Items listed in a dataset
----

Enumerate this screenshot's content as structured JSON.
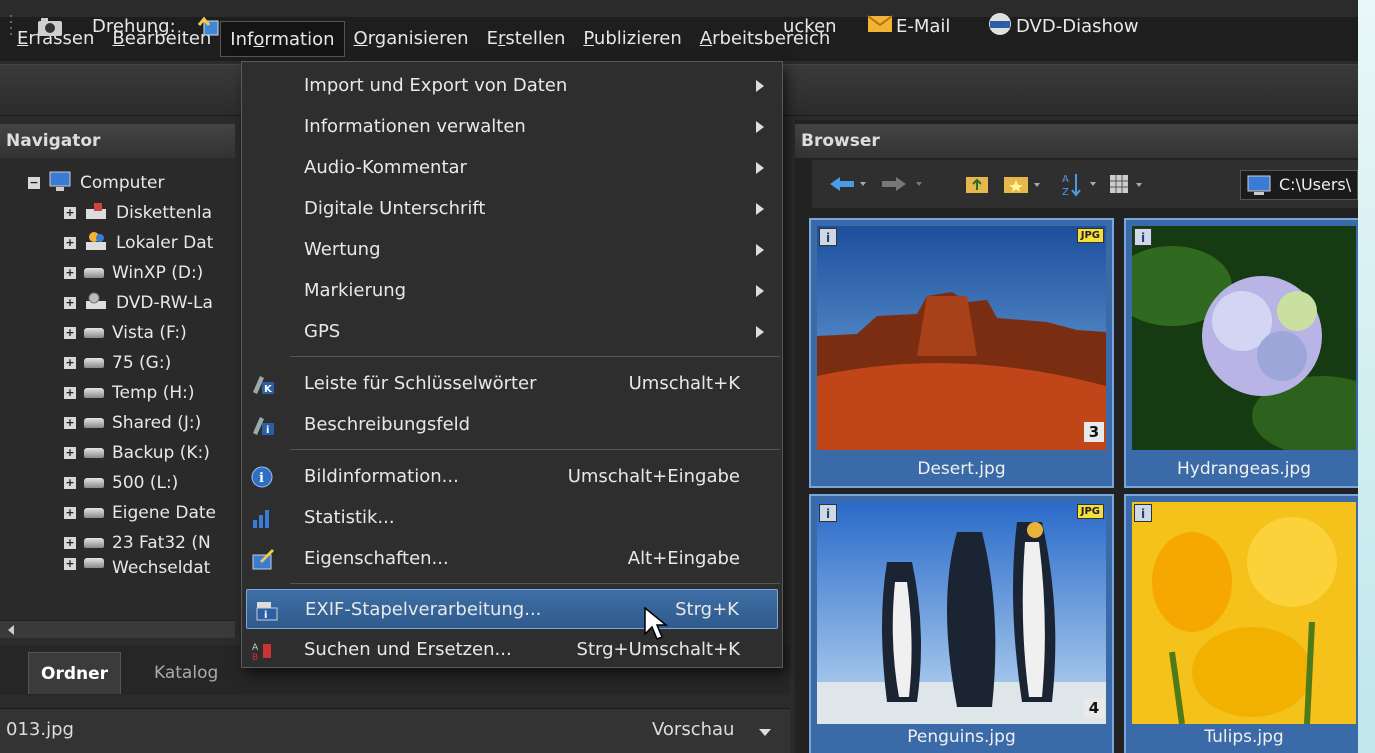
{
  "menubar": {
    "items": [
      {
        "u": "E",
        "rest": "rfassen"
      },
      {
        "u": "B",
        "rest": "earbeiten"
      },
      {
        "pre": "Inf",
        "u": "o",
        "rest": "rmation"
      },
      {
        "u": "O",
        "rest": "rganisieren"
      },
      {
        "pre": "E",
        "u": "r",
        "rest": "stellen"
      },
      {
        "u": "P",
        "rest": "ublizieren"
      },
      {
        "u": "A",
        "rest": "rbeitsbereich"
      }
    ]
  },
  "toolbar": {
    "rotation_label": "Drehung:",
    "print_label": "ucken",
    "email_label": "E-Mail",
    "dvd_label": "DVD-Diashow"
  },
  "navigator": {
    "title": "Navigator",
    "root": "Computer",
    "items": [
      "Diskettenla",
      "Lokaler Dat",
      "WinXP (D:)",
      "DVD-RW-La",
      "Vista (F:)",
      "75 (G:)",
      "Temp (H:)",
      "Shared (J:)",
      "Backup (K:)",
      "500 (L:)",
      "Eigene Date",
      "23 Fat32 (N",
      "Wechseldat"
    ],
    "tabs": [
      "Ordner",
      "Katalog"
    ]
  },
  "status": {
    "filename": "013.jpg",
    "preview_label": "Vorschau"
  },
  "browser": {
    "title": "Browser",
    "path": "C:\\Users\\",
    "thumbnails": [
      {
        "name": "Desert.jpg",
        "badge_number": "3",
        "jpg": "JPG"
      },
      {
        "name": "Hydrangeas.jpg"
      },
      {
        "name": "Penguins.jpg",
        "badge_number": "4",
        "jpg": "JPG"
      },
      {
        "name": "Tulips.jpg"
      }
    ]
  },
  "dropdown": {
    "submenus": [
      "Import und Export von Daten",
      "Informationen verwalten",
      "Audio-Kommentar",
      "Digitale Unterschrift",
      "Wertung",
      "Markierung",
      "GPS"
    ],
    "group2": [
      {
        "label": "Leiste für Schlüsselwörter",
        "shortcut": "Umschalt+K"
      },
      {
        "label": "Beschreibungsfeld",
        "shortcut": ""
      }
    ],
    "group3": [
      {
        "label": "Bildinformation...",
        "shortcut": "Umschalt+Eingabe"
      },
      {
        "label": "Statistik...",
        "shortcut": ""
      },
      {
        "label": "Eigenschaften...",
        "shortcut": "Alt+Eingabe"
      }
    ],
    "group4": [
      {
        "label": "EXIF-Stapelverarbeitung...",
        "shortcut": "Strg+K"
      },
      {
        "label": "Suchen und Ersetzen...",
        "shortcut": "Strg+Umschalt+K"
      }
    ]
  },
  "colors": {
    "highlight": "#3f6fa6",
    "thumb_bg": "#3b6aa8",
    "email_icon": "#f2b233"
  }
}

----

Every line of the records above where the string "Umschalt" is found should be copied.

* _Written response_
        "shortcut": "Umschalt+K"
        "shortcut": "Umschalt+Eingabe"
        "shortcut": "Strg+Umschalt+K"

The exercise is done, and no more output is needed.